Study material section start

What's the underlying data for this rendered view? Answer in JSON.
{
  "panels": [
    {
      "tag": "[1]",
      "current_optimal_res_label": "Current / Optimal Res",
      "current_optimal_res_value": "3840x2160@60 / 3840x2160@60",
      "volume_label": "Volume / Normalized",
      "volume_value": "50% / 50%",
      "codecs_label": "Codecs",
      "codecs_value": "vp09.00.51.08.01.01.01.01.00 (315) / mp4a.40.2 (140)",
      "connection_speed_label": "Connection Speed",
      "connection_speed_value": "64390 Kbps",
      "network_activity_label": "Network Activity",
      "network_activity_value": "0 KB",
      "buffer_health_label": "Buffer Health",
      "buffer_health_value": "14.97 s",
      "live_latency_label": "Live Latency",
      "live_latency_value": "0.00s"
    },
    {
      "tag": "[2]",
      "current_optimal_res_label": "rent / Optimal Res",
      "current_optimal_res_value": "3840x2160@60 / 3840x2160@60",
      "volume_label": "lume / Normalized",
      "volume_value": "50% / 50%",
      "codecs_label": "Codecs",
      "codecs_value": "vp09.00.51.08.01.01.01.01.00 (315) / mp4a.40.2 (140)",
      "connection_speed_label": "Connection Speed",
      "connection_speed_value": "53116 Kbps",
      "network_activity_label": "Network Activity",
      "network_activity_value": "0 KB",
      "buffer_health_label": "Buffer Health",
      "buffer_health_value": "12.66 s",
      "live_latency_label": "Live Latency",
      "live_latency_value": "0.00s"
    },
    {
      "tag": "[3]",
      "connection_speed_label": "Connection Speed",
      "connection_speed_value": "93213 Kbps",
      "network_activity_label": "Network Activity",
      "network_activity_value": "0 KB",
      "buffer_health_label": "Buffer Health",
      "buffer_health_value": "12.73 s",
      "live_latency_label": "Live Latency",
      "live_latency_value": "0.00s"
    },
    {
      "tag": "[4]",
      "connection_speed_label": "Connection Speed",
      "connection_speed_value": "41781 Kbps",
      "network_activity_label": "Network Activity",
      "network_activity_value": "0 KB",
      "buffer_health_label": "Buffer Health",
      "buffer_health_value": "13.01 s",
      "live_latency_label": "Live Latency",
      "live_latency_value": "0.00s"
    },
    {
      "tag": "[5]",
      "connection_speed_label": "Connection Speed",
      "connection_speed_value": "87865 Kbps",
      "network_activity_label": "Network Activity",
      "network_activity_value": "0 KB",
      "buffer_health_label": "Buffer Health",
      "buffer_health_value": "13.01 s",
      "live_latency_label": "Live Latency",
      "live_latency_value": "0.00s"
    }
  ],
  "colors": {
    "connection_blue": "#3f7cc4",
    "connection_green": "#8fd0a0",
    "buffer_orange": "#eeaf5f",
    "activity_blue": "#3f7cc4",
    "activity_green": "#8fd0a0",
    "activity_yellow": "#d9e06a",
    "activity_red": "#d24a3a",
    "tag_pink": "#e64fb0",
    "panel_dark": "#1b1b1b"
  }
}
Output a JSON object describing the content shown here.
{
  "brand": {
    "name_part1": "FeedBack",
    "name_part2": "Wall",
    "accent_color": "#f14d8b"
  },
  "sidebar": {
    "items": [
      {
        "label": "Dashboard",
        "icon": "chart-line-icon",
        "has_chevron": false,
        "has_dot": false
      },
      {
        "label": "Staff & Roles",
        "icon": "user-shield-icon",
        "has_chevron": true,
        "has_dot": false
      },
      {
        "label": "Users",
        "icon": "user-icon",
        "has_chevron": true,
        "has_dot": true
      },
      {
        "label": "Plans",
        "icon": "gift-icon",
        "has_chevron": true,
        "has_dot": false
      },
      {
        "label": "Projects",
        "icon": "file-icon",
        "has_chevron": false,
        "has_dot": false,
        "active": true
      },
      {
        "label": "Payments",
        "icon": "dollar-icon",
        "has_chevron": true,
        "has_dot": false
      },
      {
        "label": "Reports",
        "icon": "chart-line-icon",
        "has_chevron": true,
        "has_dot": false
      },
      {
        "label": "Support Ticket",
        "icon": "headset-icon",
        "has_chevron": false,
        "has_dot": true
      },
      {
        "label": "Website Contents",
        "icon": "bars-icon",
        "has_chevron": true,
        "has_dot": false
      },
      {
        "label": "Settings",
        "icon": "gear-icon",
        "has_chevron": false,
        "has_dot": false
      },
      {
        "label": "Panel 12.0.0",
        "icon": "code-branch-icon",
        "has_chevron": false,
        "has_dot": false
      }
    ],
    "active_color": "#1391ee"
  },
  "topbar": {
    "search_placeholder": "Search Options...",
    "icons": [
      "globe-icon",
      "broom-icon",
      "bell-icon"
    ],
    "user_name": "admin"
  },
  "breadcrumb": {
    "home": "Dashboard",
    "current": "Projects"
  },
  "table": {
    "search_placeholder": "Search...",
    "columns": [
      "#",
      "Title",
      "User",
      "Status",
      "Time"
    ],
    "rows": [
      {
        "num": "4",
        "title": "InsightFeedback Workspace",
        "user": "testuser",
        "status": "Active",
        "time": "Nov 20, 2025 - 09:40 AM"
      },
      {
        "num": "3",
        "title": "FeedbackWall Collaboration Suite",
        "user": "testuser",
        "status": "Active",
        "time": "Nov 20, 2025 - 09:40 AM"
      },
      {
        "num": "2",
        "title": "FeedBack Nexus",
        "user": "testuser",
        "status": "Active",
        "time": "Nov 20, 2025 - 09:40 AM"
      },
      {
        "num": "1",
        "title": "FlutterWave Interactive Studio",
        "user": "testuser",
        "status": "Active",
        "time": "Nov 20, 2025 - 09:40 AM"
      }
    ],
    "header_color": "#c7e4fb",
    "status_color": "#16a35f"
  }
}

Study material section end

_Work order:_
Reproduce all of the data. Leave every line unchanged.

_Solution to the exercise:_
What's the underlying data for this rendered view? Answer in JSON.
{
  "panels": [
    {
      "tag": "[1]",
      "current_optimal_res_label": "Current / Optimal Res",
      "current_optimal_res_value": "3840x2160@60 / 3840x2160@60",
      "volume_label": "Volume / Normalized",
      "volume_value": "50% / 50%",
      "codecs_label": "Codecs",
      "codecs_value": "vp09.00.51.08.01.01.01.01.00 (315) / mp4a.40.2 (140)",
      "connection_speed_label": "Connection Speed",
      "connection_speed_value": "64390 Kbps",
      "network_activity_label": "Network Activity",
      "network_activity_value": "0 KB",
      "buffer_health_label": "Buffer Health",
      "buffer_health_value": "14.97 s",
      "live_latency_label": "Live Latency",
      "live_latency_value": "0.00s"
    },
    {
      "tag": "[2]",
      "current_optimal_res_label": "rent / Optimal Res",
      "current_optimal_res_value": "3840x2160@60 / 3840x2160@60",
      "volume_label": "lume / Normalized",
      "volume_value": "50% / 50%",
      "codecs_label": "Codecs",
      "codecs_value": "vp09.00.51.08.01.01.01.01.00 (315) / mp4a.40.2 (140)",
      "connection_speed_label": "Connection Speed",
      "connection_speed_value": "53116 Kbps",
      "network_activity_label": "Network Activity",
      "network_activity_value": "0 KB",
      "buffer_health_label": "Buffer Health",
      "buffer_health_value": "12.66 s",
      "live_latency_label": "Live Latency",
      "live_latency_value": "0.00s"
    },
    {
      "tag": "[3]",
      "connection_speed_label": "Connection Speed",
      "connection_speed_value": "93213 Kbps",
      "network_activity_label": "Network Activity",
      "network_activity_value": "0 KB",
      "buffer_health_label": "Buffer Health",
      "buffer_health_value": "12.73 s",
      "live_latency_label": "Live Latency",
      "live_latency_value": "0.00s"
    },
    {
      "tag": "[4]",
      "connection_speed_label": "Connection Speed",
      "connection_speed_value": "41781 Kbps",
      "network_activity_label": "Network Activity",
      "network_activity_value": "0 KB",
      "buffer_health_label": "Buffer Health",
      "buffer_health_value": "13.01 s",
      "live_latency_label": "Live Latency",
      "live_latency_value": "0.00s"
    },
    {
      "tag": "[5]",
      "connection_speed_label": "Connection Speed",
      "connection_speed_value": "87865 Kbps",
      "network_activity_label": "Network Activity",
      "network_activity_value": "0 KB",
      "buffer_health_label": "Buffer Health",
      "buffer_health_value": "13.01 s",
      "live_latency_label": "Live Latency",
      "live_latency_value": "0.00s"
    }
  ],
  "colors": {
    "connection_blue": "#3f7cc4",
    "connection_green": "#8fd0a0",
    "buffer_orange": "#eeaf5f",
    "activity_blue": "#3f7cc4",
    "activity_green": "#8fd0a0",
    "activity_yellow": "#d9e06a",
    "activity_red": "#d24a3a",
    "tag_pink": "#e64fb0",
    "panel_dark": "#1b1b1b"
  }
}
Output a JSON object describing the content shown here.
{
  "brand": {
    "name_part1": "FeedBack",
    "name_part2": "Wall",
    "accent_color": "#f14d8b"
  },
  "sidebar": {
    "items": [
      {
        "label": "Dashboard",
        "icon": "chart-line-icon",
        "has_chevron": false,
        "has_dot": false
      },
      {
        "label": "Staff & Roles",
        "icon": "user-shield-icon",
        "has_chevron": true,
        "has_dot": false
      },
      {
        "label": "Users",
        "icon": "user-icon",
        "has_chevron": true,
        "has_dot": true
      },
      {
        "label": "Plans",
        "icon": "gift-icon",
        "has_chevron": true,
        "has_dot": false
      },
      {
        "label": "Projects",
        "icon": "file-icon",
        "has_chevron": false,
        "has_dot": false,
        "active": true
      },
      {
        "label": "Payments",
        "icon": "dollar-icon",
        "has_chevron": true,
        "has_dot": false
      },
      {
        "label": "Reports",
        "icon": "chart-line-icon",
        "has_chevron": true,
        "has_dot": false
      },
      {
        "label": "Support Ticket",
        "icon": "headset-icon",
        "has_chevron": false,
        "has_dot": true
      },
      {
        "label": "Website Contents",
        "icon": "bars-icon",
        "has_chevron": true,
        "has_dot": false
      },
      {
        "label": "Settings",
        "icon": "gear-icon",
        "has_chevron": false,
        "has_dot": false
      },
      {
        "label": "Panel 12.0.0",
        "icon": "code-branch-icon",
        "has_chevron": false,
        "has_dot": false
      }
    ],
    "active_color": "#1391ee"
  },
  "topbar": {
    "search_placeholder": "Search Options...",
    "icons": [
      "globe-icon",
      "broom-icon",
      "bell-icon"
    ],
    "user_name": "admin"
  },
  "breadcrumb": {
    "home": "Dashboard",
    "current": "Projects"
  },
  "table": {
    "search_placeholder": "Search...",
    "columns": [
      "#",
      "Title",
      "User",
      "Status",
      "Time"
    ],
    "rows": [
      {
        "num": "4",
        "title": "InsightFeedback Workspace",
        "user": "testuser",
        "status": "Active",
        "time": "Nov 20, 2025 - 09:40 AM"
      },
      {
        "num": "3",
        "title": "FeedbackWall Collaboration Suite",
        "user": "testuser",
        "status": "Active",
        "time": "Nov 20, 2025 - 09:40 AM"
      },
      {
        "num": "2",
        "title": "FeedBack Nexus",
        "user": "testuser",
        "status": "Active",
        "time": "Nov 20, 2025 - 09:40 AM"
      },
      {
        "num": "1",
        "title": "FlutterWave Interactive Studio",
        "user": "testuser",
        "status": "Active",
        "time": "Nov 20, 2025 - 09:40 AM"
      }
    ],
    "header_color": "#c7e4fb",
    "status_color": "#16a35f"
  }
}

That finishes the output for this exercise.